Outlook met Mahato’s wife Dipali in her mud hut at the edge of the Pirakata jungle, just two kilometres from the busy market area of Pirakata, on the way to Lalgarh. She says naming her in the fir with her husband and arresting her was only a means to getting him. She was hauled to court and when the judge remanded her in judicial custody, she had to take her four children with her to jail, the eldest eight years old, the youngest just about a year. Later, the children were kept in a home. Released after her husband’s arrest, she swears she has no Maoist links. “Am I crazy to become a Maoist—with these four young children of mine?” she asks.
In the same village lives Namita, whose husband Sachin Mahato is in jail for being a Maoist. She chokes as she narrates how the police picked him up. “My husband is sickly and we always treat him delicately,” she says. “But they grabbed him by the hair and shook him. I was pleading with them to stop. But they dragged him away. Our only crime is that we live by the forest.” And Sachin says he was hung upside down and beaten till he said he was a Maoist. “They kept asking me if I knew Kishenji,” he says. “I can’t help it if some of the people who come to my tea shop are Maoists. Don’t the police know that if I refuse to serve them, the Maoists will finish me off for being a police stooge.”
The reality in such areas is that ordinary people are being brutalised by both sides.
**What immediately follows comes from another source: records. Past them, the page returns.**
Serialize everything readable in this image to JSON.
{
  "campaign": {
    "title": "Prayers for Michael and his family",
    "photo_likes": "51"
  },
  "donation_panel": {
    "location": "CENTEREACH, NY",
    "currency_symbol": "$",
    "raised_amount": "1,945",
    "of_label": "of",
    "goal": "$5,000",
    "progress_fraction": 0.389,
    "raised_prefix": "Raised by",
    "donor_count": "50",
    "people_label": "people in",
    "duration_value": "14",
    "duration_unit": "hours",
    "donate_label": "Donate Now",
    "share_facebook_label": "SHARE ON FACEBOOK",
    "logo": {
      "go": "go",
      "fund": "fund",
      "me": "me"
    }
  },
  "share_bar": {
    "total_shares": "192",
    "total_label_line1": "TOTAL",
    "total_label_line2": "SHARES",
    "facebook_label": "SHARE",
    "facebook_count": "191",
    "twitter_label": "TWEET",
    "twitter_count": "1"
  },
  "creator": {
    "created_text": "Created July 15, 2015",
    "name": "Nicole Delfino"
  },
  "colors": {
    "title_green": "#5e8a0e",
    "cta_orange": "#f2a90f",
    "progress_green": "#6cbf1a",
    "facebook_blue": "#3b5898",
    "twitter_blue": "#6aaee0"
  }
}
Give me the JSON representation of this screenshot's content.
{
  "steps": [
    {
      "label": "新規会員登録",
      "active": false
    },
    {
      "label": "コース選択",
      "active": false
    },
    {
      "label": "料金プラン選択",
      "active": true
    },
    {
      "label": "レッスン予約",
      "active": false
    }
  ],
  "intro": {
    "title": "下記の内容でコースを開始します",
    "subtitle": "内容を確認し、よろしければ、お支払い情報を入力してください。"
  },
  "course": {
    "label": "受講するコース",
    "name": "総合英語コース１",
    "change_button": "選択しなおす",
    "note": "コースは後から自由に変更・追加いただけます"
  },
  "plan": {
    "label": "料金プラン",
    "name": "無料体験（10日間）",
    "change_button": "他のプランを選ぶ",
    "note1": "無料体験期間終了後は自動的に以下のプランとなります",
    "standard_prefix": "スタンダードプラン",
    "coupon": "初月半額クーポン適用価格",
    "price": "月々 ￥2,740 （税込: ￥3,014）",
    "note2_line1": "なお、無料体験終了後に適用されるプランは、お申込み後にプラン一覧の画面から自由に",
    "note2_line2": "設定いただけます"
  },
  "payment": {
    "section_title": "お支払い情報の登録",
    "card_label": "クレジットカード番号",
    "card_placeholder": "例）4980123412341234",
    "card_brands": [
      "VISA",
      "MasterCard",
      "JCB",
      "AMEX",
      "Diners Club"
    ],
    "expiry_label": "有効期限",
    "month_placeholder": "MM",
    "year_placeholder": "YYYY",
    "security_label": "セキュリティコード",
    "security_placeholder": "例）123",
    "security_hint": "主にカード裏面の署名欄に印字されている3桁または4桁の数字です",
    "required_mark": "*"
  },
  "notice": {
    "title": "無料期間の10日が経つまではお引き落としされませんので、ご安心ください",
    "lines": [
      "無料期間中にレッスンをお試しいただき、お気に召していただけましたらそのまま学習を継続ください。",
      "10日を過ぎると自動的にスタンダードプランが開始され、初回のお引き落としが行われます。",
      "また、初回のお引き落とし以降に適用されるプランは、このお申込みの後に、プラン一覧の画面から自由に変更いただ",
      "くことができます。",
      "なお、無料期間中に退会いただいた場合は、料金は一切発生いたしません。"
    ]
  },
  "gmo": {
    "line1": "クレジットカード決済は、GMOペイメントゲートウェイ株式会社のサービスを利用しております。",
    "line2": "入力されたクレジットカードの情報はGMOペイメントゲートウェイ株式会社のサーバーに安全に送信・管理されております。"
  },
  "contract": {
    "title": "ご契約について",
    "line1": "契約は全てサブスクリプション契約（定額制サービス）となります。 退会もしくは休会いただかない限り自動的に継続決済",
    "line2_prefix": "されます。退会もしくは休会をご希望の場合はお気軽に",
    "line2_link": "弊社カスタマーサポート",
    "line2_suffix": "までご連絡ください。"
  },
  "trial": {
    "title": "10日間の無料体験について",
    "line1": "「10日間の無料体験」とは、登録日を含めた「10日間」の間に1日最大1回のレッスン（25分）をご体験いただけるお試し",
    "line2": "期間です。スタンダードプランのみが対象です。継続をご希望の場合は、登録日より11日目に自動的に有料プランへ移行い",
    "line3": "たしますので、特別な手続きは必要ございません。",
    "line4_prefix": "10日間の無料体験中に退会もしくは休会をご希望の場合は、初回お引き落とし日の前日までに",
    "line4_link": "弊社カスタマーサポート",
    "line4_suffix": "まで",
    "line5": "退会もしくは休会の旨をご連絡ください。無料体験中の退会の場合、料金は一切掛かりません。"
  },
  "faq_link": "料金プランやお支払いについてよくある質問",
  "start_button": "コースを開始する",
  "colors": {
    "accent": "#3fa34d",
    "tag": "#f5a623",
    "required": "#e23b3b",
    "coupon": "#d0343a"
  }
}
Soon after Sunil Mahato’s arrest, his cousin Vinod was picked up by the Maoists and shot dead in the forests. “I don’t know what happened,” says Sunil. “Maybe the Maoists approached him and he refused to join them, fearing police retaliation.”
As far as state action is concerned, not one of the cases against suspects like Sunil have resulted in conviction. And to get an idea of how many “suspects” are in custody, consider this: there are 141 men and women held for being Maoists in West Midnapore jail alone.
The police look at it in another way, perhaps with a logic consistent with the fact that they have a job to get done. “There are many categories of Maoists,” says an officer at Lalgarh police station. “While it’s very difficult to catch the actual squad members, who don’t come out of their forests except in the night, it’s the villagers on the periphery providing them food, water and shelter who are getting caught.”
Examples abound. Take Paro Singh. Her Maoist link is so indirect, it makes little sense that she is serving a jail sentence. She’s from a poor tribal family of Belpahari area. After marriage, she came to live in her husband’s home—here, people would drop in at night and her husband would hold discussions with them. She never asked questions, only served them food and water. She never understood the implications. Inevitably, their house became a target for police searches. Her husband would go away to hide in the forest whenever that happened. And then one night he disappeared for good. The police would keep demanding to know his whereabouts from Paro, but she had no clue.
One night, policemen hit her on the leg when she tried to run. She fell unconscious. All she remembers of that incident—from the periods she came to—is her daughter screaming and blood gushing out. After being in the jail hospital for a few months, she’s now in the prisoners’ area. When I spoke to her, her leg was still in plaster. There is no dearth of such stories in Lalgarh, particularly in villages on the edge of the forests.